Okay, first off, let's get this out of the way: This book was written in 1970, and it reads as horribly dated to a modern reader, especially with the gender and sexual politics. You're going to have a few moments where you look at it and just go "...I can't believe he just said that." This also isn't at all a good introduction to Heinlein (for that, try The Moon Is A Harsh Mistress or Tunnel In The Sky or even Strang ...more
Horny[(Heinlein(Wife*Author))+(Nonagenarian*Tart)] = Boredom. Yep, that about sums it up. Who said I'd never use ...more
Well Bob, at least no one can say it's your fault.
I read this book the first time when I was about 15 or 16, I think, and it really hasn't stood up to my growth as an adult. I remember being especially thrilled by the idea of bodypaint that couldn't be distinguished from clothing, but in these days of the internet, that's hardly the unique idea it was to a testosterone-flooded teenager of 25 years ago.
Today, this ...more
Although the work probably deserves only a 3 or 4, I gave this 5 stars for sentimental reasons.
I Will Fear No Evil was one of the first Robert A. Heinlein novels that I read as a young adult. I was forever "hooked." Continuing to read Heinlein's works, I soon realized it wasn't his best - possibly because he was quite ill while writing this book.
What tantalized me most about the plot was the co-existence of the two personalities, of opposite sex, in the ...more
Perhaps I am just not smart enough to understand Heinlein. Everyone else I know that reads him truly love ...more
This was originally serialized in Galaxy magazine according to Wikipedia. I suspect that the author felt that each episode had to have a lot of sex in it to sell each issue. When the complete story was put together into a book, the near constant titillation, along with the repetitive conversations -- of ...more
In general, people seem to choose one of two ways to handle Robert Heinlein’s I Will Fear No Evil: detest it in all its casually (and sometimes not so casually) misogynistic odiousness, or love it like an uncouth grandfather who “grew up in a different time.” As is often a case, I don’t think either extreme is quite right.

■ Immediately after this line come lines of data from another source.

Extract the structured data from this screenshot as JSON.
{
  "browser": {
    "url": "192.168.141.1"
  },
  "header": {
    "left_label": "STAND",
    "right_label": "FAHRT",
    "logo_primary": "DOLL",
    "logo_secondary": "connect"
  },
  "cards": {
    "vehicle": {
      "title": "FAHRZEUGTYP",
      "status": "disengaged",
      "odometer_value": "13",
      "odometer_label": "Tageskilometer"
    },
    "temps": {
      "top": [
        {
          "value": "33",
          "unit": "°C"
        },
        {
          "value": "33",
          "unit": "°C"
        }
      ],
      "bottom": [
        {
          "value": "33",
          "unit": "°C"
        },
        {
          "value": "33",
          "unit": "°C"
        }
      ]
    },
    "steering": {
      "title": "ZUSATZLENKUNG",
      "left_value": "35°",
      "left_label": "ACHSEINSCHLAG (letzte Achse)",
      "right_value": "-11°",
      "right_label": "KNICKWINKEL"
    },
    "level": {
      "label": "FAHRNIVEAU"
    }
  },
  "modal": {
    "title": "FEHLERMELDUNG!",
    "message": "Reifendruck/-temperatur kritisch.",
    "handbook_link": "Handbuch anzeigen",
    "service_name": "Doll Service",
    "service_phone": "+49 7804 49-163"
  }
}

Full review at CurtisWeyant.com.
Feb. 14, 2015: This story will take awhile to process. There were ...more
The creatively named hero, Johann Sebastian Bach Smith, (yes, you read that right,) is a rich old man who isn't ready to give up on living yet. He makes arrangements to have his brain transplanted into a new body upon his death. Little did he know, the body his brain would be transplanted into would be that of his beautiful young secretary. To complicate matters further, though her brain was removed from the body upon her ...more
Hey what the heck, having a look around Goodreads reminds of some of the complete trash I once read. I Will Fear No Crap Book I Once Read.

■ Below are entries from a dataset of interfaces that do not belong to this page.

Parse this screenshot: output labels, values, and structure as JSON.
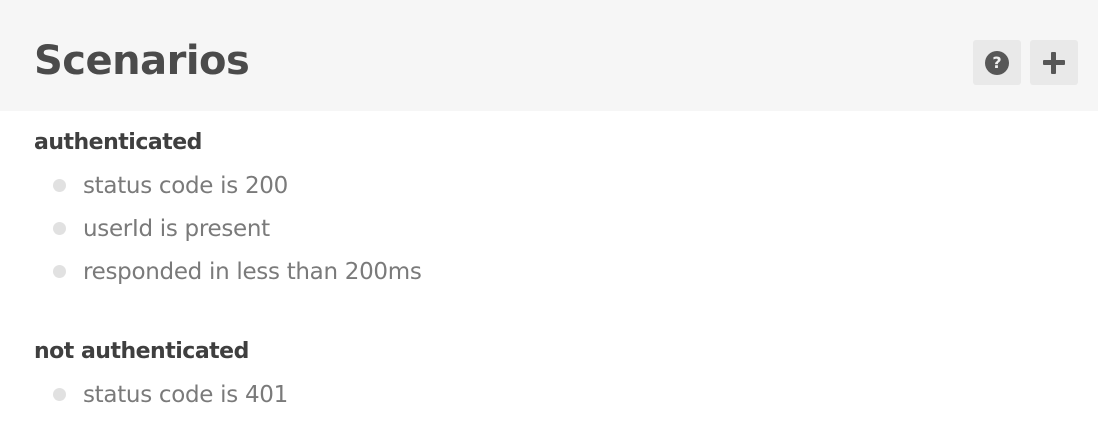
{
  "header": {
    "title": "Scenarios",
    "actions": [
      {
        "name": "help",
        "icon": "help-icon",
        "glyph": "?"
      },
      {
        "name": "add",
        "icon": "plus-icon"
      }
    ]
  },
  "scenarios": [
    {
      "name": "authenticated",
      "assertions": [
        "status code is 200",
        "userId is present",
        "responded in less than 200ms"
      ]
    },
    {
      "name": "not authenticated",
      "assertions": [
        "status code is 401"
      ]
    }
  ],
  "colors": {
    "header_background": "#f6f6f6",
    "button_background": "#e9e9e9",
    "icon": "#575757",
    "title_text": "#4b4b4b",
    "scenario_text": "#3f3f3f",
    "assertion_text": "#7a7a7a",
    "bullet": "#e1e1e1"
  }
}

The plot, such as it is: The billionaire Johann Schmidt, very old, on life support, arranges for the first brain transplant operation and ends up in the body of young, beautiful, nubile woman (Eunine), now named Joan Eunice). With barely a second thought, he/she embarks on a whirlwind of kissing, stripping, coquet ...more
It took me a while.
But, finally, I was feeling up to giving him another shot, and I thoug ...more
Interesting premise: the mind of an old man transplanted into th ...more
He set a high standard for science and engineering plausibility and helped to raise the genre's standards of literary quality. He was the first SF writer to break into mainstre ...more